** Action item **
Look for the word "name" in the records, and copy each line where it appears.
::::::
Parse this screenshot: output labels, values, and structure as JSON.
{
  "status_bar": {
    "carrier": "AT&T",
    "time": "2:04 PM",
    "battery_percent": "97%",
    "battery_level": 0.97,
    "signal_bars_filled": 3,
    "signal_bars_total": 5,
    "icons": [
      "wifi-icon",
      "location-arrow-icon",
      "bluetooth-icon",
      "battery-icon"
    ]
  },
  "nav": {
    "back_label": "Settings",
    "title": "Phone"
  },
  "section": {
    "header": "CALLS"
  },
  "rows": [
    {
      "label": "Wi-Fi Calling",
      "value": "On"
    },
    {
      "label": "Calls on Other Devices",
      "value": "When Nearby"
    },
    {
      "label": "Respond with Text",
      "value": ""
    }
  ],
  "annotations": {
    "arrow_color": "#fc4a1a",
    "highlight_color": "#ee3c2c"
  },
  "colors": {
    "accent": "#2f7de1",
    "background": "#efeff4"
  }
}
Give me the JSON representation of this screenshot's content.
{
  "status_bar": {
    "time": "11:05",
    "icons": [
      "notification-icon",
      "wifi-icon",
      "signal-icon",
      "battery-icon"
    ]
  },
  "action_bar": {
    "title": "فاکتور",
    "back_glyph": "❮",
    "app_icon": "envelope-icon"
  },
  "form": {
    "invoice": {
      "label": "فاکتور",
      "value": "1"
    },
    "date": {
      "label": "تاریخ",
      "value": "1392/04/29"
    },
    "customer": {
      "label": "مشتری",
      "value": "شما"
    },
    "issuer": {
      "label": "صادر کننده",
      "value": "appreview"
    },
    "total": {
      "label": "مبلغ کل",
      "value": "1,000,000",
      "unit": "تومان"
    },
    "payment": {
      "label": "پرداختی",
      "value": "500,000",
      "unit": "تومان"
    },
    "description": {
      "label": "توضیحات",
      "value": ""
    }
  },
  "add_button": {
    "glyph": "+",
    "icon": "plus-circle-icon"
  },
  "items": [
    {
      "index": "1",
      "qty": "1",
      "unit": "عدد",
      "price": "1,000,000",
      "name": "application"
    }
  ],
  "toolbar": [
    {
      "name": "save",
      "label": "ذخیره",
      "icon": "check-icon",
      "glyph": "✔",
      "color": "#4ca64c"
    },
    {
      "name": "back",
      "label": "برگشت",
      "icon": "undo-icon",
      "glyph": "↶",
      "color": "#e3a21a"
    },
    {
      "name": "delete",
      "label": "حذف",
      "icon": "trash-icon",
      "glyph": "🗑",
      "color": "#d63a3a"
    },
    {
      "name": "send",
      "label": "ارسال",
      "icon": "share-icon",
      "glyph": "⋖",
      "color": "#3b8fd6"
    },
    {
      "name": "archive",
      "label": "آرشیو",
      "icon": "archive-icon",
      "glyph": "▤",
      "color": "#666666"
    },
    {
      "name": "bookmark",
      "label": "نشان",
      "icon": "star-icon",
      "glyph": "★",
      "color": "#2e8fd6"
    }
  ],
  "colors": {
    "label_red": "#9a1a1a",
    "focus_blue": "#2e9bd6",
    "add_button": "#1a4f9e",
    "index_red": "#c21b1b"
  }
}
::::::
** Exercise solution **
      "name": "application"
      "name": "save",
      "name": "back",
      "name": "delete",
      "name": "send",
      "name": "archive",
      "name": "bookmark",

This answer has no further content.